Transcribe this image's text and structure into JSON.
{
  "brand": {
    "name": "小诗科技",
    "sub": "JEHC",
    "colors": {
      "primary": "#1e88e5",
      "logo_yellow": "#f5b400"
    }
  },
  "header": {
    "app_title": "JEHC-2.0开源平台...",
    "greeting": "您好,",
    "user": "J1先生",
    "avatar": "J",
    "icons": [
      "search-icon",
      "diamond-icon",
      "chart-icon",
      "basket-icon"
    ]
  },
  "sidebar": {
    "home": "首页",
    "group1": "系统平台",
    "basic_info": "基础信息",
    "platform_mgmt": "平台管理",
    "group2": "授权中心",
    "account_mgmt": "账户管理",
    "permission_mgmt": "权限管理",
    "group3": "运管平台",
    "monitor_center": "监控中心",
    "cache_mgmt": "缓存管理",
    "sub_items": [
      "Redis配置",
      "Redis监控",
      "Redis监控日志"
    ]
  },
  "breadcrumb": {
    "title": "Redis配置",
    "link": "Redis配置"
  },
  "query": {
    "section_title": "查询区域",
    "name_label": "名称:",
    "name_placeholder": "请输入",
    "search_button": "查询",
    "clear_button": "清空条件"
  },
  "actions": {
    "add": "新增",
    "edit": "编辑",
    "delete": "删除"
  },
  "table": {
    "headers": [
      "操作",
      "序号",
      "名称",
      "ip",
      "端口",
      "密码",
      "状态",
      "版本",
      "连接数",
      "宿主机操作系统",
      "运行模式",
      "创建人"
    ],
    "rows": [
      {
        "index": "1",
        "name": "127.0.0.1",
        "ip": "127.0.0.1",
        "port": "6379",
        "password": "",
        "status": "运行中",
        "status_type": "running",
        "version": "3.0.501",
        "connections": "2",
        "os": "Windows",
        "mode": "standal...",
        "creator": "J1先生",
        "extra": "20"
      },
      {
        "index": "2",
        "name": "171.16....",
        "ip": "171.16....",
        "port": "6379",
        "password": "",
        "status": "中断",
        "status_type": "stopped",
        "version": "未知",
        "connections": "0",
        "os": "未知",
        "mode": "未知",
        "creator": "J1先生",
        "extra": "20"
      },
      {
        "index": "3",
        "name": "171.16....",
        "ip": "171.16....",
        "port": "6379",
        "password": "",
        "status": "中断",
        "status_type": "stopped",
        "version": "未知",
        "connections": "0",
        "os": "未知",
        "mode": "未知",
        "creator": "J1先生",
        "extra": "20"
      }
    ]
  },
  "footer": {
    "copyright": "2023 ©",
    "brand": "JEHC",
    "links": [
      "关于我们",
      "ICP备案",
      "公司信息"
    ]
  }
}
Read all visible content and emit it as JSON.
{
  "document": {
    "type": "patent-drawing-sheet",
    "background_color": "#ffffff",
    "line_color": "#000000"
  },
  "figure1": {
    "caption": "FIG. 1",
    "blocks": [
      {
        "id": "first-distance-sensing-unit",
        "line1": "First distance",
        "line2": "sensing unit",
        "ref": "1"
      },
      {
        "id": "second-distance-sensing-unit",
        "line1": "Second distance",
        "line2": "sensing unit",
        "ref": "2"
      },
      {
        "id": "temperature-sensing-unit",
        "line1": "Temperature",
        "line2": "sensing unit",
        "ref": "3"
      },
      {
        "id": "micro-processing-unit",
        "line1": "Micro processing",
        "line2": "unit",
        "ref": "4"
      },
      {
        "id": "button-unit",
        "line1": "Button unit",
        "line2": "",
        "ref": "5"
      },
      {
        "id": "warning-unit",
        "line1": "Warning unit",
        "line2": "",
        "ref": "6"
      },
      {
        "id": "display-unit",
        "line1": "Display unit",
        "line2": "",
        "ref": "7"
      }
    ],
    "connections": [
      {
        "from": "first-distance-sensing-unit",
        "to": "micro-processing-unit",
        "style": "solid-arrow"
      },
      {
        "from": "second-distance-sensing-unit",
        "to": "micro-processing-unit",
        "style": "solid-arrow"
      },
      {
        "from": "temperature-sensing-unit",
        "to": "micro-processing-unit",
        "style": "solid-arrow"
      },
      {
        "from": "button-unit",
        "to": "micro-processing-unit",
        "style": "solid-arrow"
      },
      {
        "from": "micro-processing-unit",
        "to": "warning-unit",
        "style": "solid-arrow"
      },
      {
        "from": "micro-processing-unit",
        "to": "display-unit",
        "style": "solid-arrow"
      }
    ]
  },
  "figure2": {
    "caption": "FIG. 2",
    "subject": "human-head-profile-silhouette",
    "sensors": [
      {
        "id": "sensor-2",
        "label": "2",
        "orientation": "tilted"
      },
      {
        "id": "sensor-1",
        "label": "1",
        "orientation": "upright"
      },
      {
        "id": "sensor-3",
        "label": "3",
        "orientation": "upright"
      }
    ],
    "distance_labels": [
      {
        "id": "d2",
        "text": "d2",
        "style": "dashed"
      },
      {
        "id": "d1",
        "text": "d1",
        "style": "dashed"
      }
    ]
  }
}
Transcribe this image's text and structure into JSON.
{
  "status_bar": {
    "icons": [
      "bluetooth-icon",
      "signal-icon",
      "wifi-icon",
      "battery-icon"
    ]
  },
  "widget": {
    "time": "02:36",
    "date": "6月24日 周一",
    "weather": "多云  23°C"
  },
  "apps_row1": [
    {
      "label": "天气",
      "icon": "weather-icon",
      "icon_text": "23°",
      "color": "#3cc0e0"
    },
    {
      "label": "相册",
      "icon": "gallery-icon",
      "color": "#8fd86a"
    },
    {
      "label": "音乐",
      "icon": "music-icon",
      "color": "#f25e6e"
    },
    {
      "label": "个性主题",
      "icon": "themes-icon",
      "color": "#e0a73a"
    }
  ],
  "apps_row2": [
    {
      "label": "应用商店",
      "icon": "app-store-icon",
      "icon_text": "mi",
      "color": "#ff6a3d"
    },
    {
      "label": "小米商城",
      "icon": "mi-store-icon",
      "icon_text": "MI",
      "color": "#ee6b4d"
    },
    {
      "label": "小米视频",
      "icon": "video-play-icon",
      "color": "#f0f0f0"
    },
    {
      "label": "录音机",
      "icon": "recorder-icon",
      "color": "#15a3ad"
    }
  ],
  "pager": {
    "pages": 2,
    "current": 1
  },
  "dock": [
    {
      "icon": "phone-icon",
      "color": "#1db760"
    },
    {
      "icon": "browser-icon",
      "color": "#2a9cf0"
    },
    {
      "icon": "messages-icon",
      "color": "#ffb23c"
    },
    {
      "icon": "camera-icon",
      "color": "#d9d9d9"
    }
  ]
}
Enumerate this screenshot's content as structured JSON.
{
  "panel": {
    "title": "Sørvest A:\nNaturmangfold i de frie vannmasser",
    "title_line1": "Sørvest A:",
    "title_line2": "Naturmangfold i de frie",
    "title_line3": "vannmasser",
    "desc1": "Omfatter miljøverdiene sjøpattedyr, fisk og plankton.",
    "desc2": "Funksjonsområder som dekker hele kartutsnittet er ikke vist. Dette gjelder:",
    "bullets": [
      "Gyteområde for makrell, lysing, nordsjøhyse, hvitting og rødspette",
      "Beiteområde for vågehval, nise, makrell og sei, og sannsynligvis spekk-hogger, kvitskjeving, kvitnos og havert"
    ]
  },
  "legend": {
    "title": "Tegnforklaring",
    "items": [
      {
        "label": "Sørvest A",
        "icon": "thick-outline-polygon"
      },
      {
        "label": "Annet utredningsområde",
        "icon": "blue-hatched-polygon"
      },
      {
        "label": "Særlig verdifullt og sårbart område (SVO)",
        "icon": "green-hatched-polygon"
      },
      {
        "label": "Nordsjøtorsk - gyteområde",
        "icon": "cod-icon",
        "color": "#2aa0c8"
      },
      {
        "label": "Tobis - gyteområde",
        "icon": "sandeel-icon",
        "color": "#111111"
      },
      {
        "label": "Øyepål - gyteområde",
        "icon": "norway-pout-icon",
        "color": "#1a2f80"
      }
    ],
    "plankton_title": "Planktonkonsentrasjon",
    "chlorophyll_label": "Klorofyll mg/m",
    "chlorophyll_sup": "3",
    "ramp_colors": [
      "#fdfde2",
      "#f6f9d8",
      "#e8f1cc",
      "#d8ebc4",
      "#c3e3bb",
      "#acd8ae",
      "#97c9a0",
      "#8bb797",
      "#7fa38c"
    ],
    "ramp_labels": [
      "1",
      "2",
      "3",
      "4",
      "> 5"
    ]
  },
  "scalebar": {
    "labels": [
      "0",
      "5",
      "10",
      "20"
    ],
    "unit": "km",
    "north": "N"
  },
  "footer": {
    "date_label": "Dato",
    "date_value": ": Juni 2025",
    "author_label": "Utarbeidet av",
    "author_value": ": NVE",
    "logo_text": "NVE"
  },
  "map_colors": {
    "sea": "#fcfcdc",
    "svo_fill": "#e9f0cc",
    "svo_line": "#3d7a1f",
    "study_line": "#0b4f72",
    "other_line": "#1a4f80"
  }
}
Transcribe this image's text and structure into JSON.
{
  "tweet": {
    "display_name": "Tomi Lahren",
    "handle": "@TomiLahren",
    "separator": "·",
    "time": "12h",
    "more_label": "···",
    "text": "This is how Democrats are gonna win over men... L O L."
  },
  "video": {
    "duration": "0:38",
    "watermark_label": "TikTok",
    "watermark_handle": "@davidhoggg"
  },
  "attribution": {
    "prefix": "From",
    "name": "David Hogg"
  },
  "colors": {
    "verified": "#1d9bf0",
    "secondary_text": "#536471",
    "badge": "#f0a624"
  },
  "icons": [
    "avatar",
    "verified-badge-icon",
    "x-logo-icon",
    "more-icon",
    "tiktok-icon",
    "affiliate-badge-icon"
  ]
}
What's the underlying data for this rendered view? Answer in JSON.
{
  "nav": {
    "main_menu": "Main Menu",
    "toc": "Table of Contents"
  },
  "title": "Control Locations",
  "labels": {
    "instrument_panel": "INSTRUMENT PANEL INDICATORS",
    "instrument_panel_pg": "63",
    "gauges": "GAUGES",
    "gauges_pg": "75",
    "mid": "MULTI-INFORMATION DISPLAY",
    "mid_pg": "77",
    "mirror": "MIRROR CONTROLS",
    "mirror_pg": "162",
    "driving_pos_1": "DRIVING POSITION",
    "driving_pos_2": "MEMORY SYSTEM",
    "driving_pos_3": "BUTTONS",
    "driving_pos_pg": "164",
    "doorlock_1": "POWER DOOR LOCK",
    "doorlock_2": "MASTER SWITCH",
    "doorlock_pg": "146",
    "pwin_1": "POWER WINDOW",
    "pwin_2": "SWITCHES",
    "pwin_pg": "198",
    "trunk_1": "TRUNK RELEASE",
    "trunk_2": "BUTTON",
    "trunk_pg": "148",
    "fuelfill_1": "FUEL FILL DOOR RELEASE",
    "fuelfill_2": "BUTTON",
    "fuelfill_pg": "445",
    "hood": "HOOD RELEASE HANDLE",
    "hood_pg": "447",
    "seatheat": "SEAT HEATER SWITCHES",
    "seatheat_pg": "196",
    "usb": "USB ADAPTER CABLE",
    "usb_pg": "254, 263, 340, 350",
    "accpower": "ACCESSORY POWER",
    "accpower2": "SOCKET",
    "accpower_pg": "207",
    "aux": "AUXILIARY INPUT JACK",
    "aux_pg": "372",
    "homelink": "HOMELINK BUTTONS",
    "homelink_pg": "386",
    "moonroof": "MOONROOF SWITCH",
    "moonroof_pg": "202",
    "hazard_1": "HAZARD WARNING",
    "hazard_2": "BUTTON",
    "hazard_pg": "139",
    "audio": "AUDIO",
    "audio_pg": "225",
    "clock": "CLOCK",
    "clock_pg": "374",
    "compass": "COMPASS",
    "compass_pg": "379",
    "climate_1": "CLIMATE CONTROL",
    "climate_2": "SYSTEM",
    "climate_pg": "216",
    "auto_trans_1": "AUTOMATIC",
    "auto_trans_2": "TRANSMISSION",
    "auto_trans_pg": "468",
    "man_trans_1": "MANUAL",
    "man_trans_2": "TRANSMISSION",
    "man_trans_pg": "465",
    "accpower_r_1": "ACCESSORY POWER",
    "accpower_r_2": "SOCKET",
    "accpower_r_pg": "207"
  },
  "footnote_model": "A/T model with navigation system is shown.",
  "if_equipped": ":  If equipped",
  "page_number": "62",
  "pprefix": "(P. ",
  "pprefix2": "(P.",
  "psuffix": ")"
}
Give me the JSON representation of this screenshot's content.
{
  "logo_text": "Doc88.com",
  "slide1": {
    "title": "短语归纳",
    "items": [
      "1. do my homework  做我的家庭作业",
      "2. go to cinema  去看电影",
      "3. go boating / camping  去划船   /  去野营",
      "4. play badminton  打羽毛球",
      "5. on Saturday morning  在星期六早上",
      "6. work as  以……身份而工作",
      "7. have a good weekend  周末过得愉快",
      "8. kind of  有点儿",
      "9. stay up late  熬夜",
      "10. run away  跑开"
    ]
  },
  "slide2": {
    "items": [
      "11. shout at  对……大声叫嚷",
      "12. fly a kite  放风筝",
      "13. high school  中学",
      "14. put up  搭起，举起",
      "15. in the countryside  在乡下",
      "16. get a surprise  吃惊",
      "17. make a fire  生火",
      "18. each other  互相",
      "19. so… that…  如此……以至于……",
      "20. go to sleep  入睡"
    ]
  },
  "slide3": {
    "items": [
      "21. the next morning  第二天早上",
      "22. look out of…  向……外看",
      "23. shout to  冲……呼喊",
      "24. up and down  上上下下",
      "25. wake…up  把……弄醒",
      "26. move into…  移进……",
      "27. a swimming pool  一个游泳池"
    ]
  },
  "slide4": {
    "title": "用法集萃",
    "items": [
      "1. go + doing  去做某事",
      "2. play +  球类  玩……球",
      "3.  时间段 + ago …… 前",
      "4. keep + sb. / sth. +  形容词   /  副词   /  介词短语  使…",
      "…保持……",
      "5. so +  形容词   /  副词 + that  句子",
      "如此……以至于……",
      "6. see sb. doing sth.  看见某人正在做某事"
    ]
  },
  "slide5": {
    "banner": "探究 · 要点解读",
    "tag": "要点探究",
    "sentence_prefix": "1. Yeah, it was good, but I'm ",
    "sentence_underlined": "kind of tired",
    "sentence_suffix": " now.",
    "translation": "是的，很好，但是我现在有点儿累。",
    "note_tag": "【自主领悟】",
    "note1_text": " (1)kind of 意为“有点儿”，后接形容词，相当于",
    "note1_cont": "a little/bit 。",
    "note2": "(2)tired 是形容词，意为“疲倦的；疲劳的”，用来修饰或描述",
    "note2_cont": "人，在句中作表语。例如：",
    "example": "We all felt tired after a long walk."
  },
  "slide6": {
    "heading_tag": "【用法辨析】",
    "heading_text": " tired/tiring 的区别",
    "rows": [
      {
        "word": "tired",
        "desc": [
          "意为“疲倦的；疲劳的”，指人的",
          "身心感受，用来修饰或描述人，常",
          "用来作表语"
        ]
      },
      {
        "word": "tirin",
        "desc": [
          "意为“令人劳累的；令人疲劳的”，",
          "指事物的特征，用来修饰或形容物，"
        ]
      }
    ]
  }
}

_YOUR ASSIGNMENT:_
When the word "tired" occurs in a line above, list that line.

_RESPONSE AREA:_
    "sentence_underlined": "kind of tired",
    "note2": "(2)tired 是形容词，意为“疲倦的；疲劳的”，用来修饰或描述",
    "example": "We all felt tired after a long walk."
    "heading_text": " tired/tiring 的区别",
        "word": "tired",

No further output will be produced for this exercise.